Work to be completed = With the images removed, write out every line below exactly.

BEGIN Data for analysis

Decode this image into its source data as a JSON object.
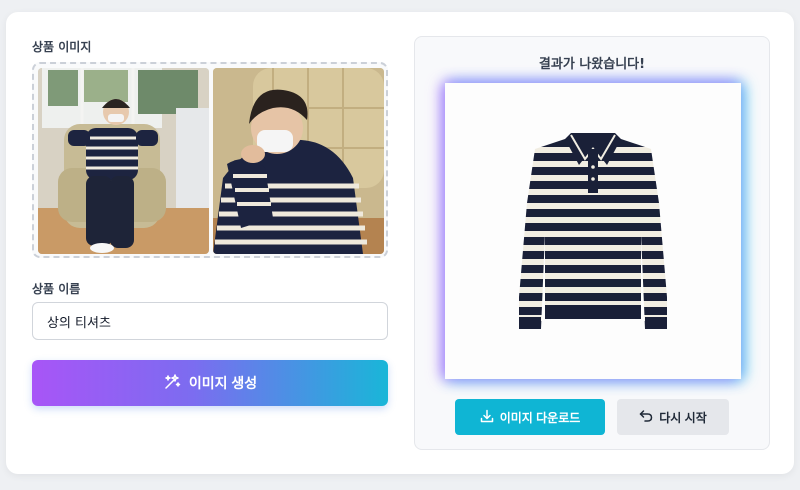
{
  "form": {
    "images_label": "상품 이미지",
    "name_label": "상품 이름",
    "name_value": "상의 티셔츠",
    "generate_label": "이미지 생성"
  },
  "result": {
    "title": "결과가 나왔습니다!",
    "download_label": "이미지 다운로드",
    "restart_label": "다시 시작"
  },
  "icons": {
    "generate": "sparkle-wand-icon",
    "download": "download-icon",
    "restart": "undo-arrow-icon"
  },
  "colors": {
    "gradient_start": "#a855f7",
    "gradient_end": "#19b6d8",
    "download_bg": "#0fb5d4",
    "restart_bg": "#e5e7eb"
  }
}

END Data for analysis

Solved exercise =
Decode this image into its source data as a JSON object.
{
  "form": {
    "images_label": "상품 이미지",
    "name_label": "상품 이름",
    "name_value": "상의 티셔츠",
    "generate_label": "이미지 생성"
  },
  "result": {
    "title": "결과가 나왔습니다!",
    "download_label": "이미지 다운로드",
    "restart_label": "다시 시작"
  },
  "icons": {
    "generate": "sparkle-wand-icon",
    "download": "download-icon",
    "restart": "undo-arrow-icon"
  },
  "colors": {
    "gradient_start": "#a855f7",
    "gradient_end": "#19b6d8",
    "download_bg": "#0fb5d4",
    "restart_bg": "#e5e7eb"
  }
}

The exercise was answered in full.